And the blogging ain't eeeeeeeasy.
I could go on, but you get the picture.
Yep, school is out and I've returned to my role as pack mule/chauffeur/personal assistant/personal chef/home health care nurse/police officer. And it hasn't even been a full week since the last day. Strap in, readers, it's going to be a wacky summer with fewer posts than I would like. But, you know, those children of mine demand to be fed, so what can I do?
My other children, the four-legged variety, are also a bit needy these days. Charleston the Terror looked like she swung one too many barbed "Yo Mamas" and ended up in a bar brawl. She had a deep gash under her eye the source of which still confounds us. Off to the vet we went, she and I. No stitches, thankfully, but the vet ordered a regimen of antibiotics (twice daily) and topical antibiotic cream (thrice daily). Turns out, she doesn't care for ointment being smeared on her face all day. Who knew?
Over the weekend, I decided that both dogs needed baths and I wasn't willing to spend money on a groomer (plus, I read a report recently about animal abuse at groomers, so I used that to rationalize my spendthrift ways). Rick usually bathes the dogs, but he was busy doing yard work and I didn't want to wait for a time when he was free. Plus, I like being responsible and pulling my weight with the hard jobs.
Here is what I learned from bathing the dogs in the backyard:
- Charlie prefers to have water slowly poured over her rather than being sprayed full-on with a hose.
- Lucy prefers to be sprayed full-on with a hose.
- It takes a hell of a lot of shampoo to wash a St. Bernard/Golden Retriever (I think there's still some under her ears).
- My dogs didn't like the baths, but were more cooperative than I believed was possible. I also kept them on a very short leash.
- Charlie will let me hold her in my wet lap while I cut her nails.
- Both dogs smell almost as bad after a bath as they did before the bath.
- Lucy is now shedding profusely. See if you can find me through the tumbleweeds of fur.

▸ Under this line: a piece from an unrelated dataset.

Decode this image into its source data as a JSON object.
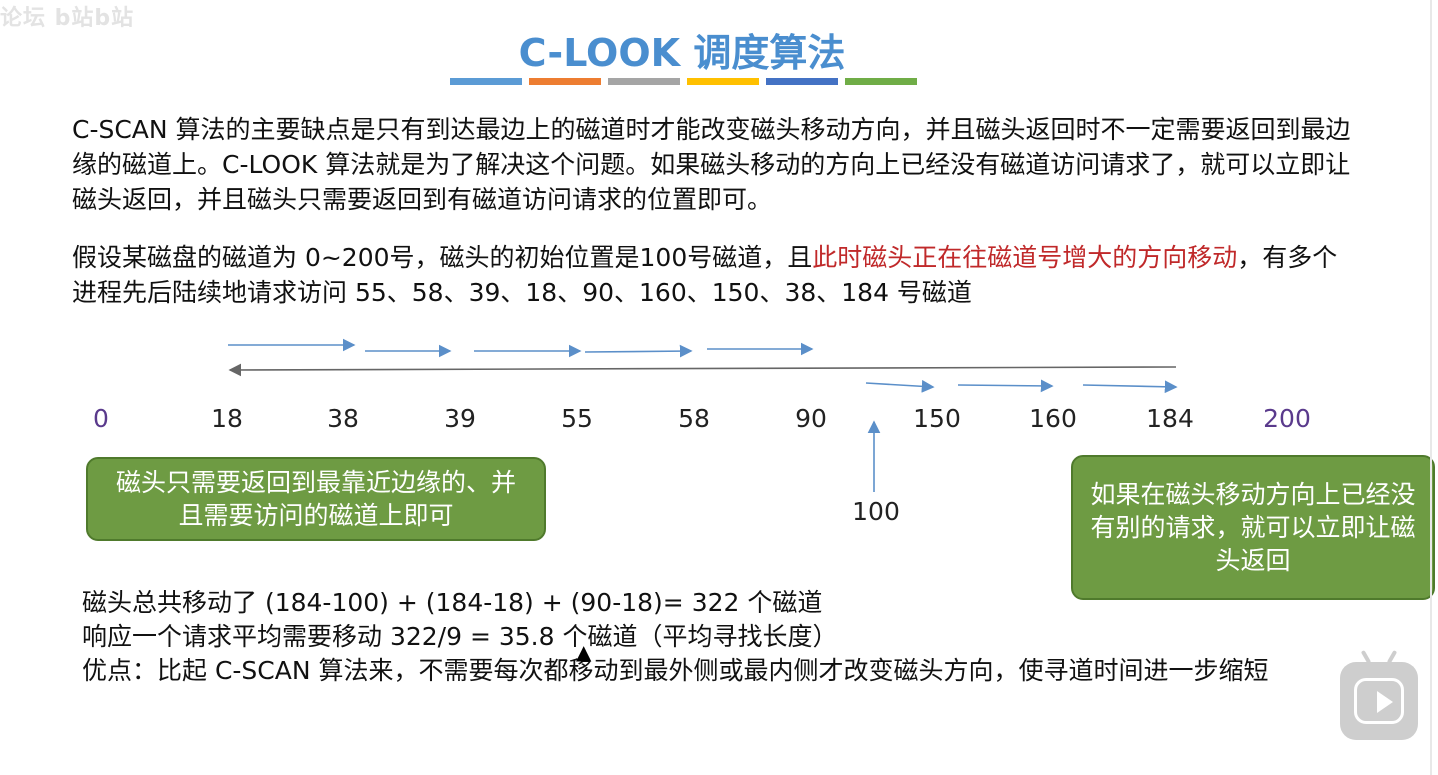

Because Lucy's nails are tougher to cut, I take her to the vet for her manicure. This happened last night, and pretty much par for the course when I take Lucy to the vet: Lucy is 112 pounds of obstinate flesh and fur. I've tried putting her in the back of my Subaru wagon -- in fact I got the car expressly to put our dogs in the back -- but she won't go in without help. Maybe I should keep a step ladder handy. Well, instead of breaking my back trying to get her into the cargo area, I've taken to making her my shotgun. (Dog is my co-pilot.) This takes equally as much coercion as getting her in the back of the car. Each look equally ridiculous. Picture me - all 5 feet of me - pushing on the backside of a dog that is almost as big as me and I could ride like a circus pony. I have to pick up her anxious front paws and put each one on the seat. Still, she doesn't budge. I push again from the back. Her paws slide off the seat. I put the paws back on the seat and get my hands under her haunches, lifting them with all of my body weight until she awkwardly plops in the seat, facing the driver's side, tail lolling out the door. I push the tail under her, jump in the driver's seat, and very slowly drive to the vet (about 8 blocks from my house). I roll down the window and she sort of likes it, but she's facing the wrong way and can't figure out how to turn around. At one point of the short drive, her feet hit the foot well and she sits like this for the rest of the ride -- backside in the seat, front paws in the footwell, head slightly out the window in an awkward slant. Oh, and I'm completely covered in white fur. And, I'm supposed to be at a nice restaurant to meet friends in an hour.
My life is an episode of "I Love Lucy". In this case, Lucy is my dog, and I love her despite what an utter pain in the ass she can be.